╔══

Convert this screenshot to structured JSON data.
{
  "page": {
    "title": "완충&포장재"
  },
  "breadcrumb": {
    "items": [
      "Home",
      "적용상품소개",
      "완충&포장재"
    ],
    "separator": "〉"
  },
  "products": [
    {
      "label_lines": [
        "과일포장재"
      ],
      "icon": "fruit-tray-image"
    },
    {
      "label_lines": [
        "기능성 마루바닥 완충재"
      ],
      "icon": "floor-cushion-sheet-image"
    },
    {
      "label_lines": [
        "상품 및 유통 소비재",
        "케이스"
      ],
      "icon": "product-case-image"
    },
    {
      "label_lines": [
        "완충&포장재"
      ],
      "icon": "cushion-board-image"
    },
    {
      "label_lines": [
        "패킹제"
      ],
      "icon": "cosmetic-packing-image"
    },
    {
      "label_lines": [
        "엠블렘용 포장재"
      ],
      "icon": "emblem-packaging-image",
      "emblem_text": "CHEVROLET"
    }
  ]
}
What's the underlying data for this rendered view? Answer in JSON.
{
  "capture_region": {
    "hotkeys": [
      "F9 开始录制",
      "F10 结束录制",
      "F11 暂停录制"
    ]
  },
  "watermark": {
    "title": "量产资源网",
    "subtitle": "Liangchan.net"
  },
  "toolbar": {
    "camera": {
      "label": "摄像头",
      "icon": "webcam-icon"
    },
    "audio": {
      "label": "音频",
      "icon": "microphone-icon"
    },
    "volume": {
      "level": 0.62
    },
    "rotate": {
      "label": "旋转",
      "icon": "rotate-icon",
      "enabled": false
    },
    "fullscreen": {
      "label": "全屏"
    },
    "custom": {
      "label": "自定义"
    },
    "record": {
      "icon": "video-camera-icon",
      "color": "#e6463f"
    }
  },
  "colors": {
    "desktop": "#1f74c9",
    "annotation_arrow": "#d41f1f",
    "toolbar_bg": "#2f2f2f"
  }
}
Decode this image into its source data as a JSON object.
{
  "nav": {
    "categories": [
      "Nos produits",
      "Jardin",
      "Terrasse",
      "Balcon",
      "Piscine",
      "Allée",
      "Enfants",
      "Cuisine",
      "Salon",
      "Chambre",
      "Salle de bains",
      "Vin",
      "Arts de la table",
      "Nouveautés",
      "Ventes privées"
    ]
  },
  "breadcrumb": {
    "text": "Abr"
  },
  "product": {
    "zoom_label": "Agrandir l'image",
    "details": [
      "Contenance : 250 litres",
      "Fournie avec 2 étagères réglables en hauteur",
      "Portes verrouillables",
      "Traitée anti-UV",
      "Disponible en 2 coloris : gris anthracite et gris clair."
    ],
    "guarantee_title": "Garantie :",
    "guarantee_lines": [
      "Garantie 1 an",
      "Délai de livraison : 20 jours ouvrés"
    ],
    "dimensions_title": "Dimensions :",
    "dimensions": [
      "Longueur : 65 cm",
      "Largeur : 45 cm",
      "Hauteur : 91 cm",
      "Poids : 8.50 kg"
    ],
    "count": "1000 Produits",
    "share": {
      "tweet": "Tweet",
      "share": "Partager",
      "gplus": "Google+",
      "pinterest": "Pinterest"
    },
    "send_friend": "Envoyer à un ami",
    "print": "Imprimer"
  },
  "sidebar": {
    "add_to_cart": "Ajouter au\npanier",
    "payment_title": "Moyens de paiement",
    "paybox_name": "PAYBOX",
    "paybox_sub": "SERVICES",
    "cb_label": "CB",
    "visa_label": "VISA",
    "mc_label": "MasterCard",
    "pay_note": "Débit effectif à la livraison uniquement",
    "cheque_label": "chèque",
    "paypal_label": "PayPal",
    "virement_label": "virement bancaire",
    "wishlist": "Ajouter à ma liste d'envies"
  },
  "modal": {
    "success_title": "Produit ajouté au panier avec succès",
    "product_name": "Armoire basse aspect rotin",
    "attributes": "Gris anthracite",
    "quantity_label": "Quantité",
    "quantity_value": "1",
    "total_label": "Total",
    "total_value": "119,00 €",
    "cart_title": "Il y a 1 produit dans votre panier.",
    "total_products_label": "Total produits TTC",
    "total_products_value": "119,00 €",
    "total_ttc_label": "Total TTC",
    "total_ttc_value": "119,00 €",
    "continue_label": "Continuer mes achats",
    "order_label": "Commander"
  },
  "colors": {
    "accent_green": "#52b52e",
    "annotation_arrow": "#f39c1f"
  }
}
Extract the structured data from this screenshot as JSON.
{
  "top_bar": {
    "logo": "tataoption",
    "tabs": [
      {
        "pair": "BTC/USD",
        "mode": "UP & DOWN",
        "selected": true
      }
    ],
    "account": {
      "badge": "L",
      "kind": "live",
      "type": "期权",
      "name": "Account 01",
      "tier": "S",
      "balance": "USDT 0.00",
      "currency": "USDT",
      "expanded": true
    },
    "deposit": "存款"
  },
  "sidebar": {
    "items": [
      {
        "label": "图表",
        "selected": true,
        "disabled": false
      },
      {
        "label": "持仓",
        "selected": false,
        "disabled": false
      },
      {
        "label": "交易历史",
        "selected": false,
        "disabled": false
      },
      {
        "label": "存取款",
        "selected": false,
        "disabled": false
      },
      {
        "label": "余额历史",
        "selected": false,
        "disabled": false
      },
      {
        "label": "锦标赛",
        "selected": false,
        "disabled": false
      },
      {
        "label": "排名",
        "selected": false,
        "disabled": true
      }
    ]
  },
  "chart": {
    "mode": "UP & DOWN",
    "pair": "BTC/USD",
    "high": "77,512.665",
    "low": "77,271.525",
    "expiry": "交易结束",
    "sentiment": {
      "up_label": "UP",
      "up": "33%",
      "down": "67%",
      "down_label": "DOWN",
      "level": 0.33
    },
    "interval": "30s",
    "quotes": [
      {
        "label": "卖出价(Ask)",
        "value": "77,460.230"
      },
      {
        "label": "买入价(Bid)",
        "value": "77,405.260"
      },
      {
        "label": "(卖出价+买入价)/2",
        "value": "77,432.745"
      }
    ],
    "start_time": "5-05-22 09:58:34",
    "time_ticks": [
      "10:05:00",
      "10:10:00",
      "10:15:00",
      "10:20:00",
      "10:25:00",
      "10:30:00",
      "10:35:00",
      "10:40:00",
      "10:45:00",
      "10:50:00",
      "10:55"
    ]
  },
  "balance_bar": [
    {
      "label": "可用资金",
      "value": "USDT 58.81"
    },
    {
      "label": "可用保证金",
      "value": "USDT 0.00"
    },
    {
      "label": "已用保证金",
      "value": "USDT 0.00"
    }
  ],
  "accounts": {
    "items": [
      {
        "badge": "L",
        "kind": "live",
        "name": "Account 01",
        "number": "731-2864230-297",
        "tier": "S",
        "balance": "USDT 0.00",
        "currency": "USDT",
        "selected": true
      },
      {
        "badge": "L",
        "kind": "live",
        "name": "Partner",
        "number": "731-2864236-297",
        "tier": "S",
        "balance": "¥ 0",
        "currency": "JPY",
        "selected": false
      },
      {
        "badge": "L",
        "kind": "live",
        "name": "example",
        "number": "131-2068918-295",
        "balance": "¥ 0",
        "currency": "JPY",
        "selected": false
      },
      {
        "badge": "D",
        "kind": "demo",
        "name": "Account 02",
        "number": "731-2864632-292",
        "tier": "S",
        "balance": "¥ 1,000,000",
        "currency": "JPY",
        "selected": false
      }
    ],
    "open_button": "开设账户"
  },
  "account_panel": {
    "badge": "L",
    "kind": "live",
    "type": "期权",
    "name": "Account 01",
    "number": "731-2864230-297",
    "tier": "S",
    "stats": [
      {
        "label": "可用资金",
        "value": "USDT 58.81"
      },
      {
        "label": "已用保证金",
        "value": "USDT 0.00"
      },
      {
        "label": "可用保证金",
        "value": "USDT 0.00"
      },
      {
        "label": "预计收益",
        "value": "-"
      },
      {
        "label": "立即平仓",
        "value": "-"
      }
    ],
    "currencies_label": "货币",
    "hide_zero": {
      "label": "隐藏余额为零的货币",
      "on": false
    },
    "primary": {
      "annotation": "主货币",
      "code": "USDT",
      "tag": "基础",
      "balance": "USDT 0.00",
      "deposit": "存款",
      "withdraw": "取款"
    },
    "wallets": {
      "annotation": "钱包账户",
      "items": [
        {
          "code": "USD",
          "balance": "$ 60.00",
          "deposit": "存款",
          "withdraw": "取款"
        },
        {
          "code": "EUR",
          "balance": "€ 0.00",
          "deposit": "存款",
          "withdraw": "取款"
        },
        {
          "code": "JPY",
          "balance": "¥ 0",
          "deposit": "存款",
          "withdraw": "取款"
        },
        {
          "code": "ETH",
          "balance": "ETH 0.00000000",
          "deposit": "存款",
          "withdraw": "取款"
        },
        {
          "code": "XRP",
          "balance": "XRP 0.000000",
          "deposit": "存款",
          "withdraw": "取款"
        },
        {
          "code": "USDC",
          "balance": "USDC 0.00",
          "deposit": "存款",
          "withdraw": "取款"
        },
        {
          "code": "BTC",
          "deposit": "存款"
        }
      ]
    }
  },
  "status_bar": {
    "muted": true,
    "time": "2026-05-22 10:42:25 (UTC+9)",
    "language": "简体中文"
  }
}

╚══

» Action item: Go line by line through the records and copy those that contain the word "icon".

» Written response:
      "icon": "fruit-tray-image"
      "icon": "floor-cushion-sheet-image"
      "icon": "product-case-image"
      "icon": "cushion-board-image"
      "icon": "cosmetic-packing-image"
      "icon": "emblem-packaging-image",
      "icon": "webcam-icon"
      "icon": "microphone-icon"
      "icon": "rotate-icon",
      "icon": "video-camera-icon",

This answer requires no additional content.